YOU’VE heard of pop band Girls Aloud.
Well it was hundreds of boys aloud that were rocking Huddersfield Town Hall yesterday.
The concert hall was filled to the rafters with the rousing sound of several hundred male voices singing in unison.
The occasion was ‘Sing Up For The Boys’, a singing workshop involving 770 boys from 29 Kirklees primary schools, five local male voice choirs and the men of Huddersfield Choral Society.
The event is the first of six workshops involving the local community which are being held to celebrate the 175th anniversary of Huddersfield Choral Society.
It also marks the first day of the Mrs Sunderland Music Festival, whose organisers donated the venue. The festival runs until February 26.
The participating male voice choirs were Honley, Skelmanthorpe, New Mill, Gledholt and Colne Valley and they were joined on stage by Kirklees Mayor Clr Andrew Palfreeman, who was in fine voice.
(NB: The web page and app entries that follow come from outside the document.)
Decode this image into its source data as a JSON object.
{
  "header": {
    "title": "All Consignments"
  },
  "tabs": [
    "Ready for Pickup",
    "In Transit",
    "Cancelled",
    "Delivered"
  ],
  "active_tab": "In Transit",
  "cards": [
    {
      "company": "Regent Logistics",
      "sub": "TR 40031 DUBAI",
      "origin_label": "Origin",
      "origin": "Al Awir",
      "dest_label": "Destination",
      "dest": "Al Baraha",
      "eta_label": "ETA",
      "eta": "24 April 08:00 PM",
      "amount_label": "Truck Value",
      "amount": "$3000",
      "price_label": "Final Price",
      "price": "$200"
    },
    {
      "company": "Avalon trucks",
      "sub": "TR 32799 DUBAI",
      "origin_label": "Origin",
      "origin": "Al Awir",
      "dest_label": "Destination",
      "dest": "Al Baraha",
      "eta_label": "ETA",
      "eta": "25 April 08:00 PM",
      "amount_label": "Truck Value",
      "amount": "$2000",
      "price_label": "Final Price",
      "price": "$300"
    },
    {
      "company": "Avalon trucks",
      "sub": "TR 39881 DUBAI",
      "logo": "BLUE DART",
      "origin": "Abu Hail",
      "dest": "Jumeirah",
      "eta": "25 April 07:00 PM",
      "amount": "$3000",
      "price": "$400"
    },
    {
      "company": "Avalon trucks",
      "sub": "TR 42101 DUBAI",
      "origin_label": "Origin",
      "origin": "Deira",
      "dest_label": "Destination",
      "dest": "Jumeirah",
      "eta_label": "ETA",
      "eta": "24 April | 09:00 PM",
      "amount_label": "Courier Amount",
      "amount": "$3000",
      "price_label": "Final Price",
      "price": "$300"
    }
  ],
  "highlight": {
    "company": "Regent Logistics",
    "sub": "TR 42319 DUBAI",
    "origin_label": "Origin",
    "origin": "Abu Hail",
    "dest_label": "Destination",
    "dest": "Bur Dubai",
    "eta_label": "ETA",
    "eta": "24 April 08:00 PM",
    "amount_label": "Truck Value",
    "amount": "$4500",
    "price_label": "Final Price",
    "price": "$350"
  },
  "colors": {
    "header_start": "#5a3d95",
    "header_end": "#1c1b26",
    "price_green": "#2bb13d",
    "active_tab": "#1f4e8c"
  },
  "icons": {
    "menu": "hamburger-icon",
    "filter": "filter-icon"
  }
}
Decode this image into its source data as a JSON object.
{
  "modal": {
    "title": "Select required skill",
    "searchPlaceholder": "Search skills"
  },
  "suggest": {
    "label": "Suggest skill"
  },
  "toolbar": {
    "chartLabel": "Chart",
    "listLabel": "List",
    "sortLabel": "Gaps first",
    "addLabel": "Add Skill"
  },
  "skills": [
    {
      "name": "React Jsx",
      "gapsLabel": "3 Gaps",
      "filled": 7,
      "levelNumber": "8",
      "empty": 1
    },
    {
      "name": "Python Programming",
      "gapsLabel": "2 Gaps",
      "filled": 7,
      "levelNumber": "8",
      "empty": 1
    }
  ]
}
Leader of the singing was Thom Meredith, principal at Kirklees Music Centre. Staff and officials from various organisations have been beavering away behind the scenes to make this grand event happen.
Two singing hubs were set up at Lindley and Staincliffe primary schools to teach 60 teachers the songs so they could give singing lessons to the boys, all aged between seven and 12, for their big day in the Town Hall.
Barbara Lawson, School Improvement Officer for Music in Kirklees, said: “It is wonderful the way everybody has come together to create this workshop.
“We are building on a rich tradition of singing in Kirklees and the reaction from schools has been tremendous.
“Initially we had hoped to get up to 400 boys involved, but we have almost doubled that.
“We wanted to develop boys’ singing in Kirklees and you only have to look at their faces to see they are loving it. ”
Nine-year-old Luke Fletcher from Kayes First and Nursery School, Clayton West, agreed: “It’s proper good,” he said.
“It’s exciting and it can do your voice good. I like watching the choir sing. They do expressions when they sing and their voices go high; when I sing high my voice goes all croaky.”
Two highlights for the youngsters were the showcase performances from Lindley Boys’ Choir and 35-strong rock band Only Boys Aloud from Scissett Middle School, complete with electric guitar. Their thumping rendition of Guns ’n’ Roses’ Sweet Child of Mine had 700-and-odd boys shaking their heads, tapping their hands and feet and generally wiggling about in time to the beat.
Band member Patrick Wood, aged 12, said: “This is the biggest crowd we have ever done, it’s amazing.”
Michael Hampshire, chairman of the Mrs Sunderland Music Festival, added: “Some boys are a bit shy about singing in front of girls, but you only have to hear and watch them today to see the almost physical thrill the boys get out if it. It becomes as exciting as playing football for them”
The next event in the series is Choral Explosion, when 900 boys and girls will sing in a concert at the Town Hall on March 23.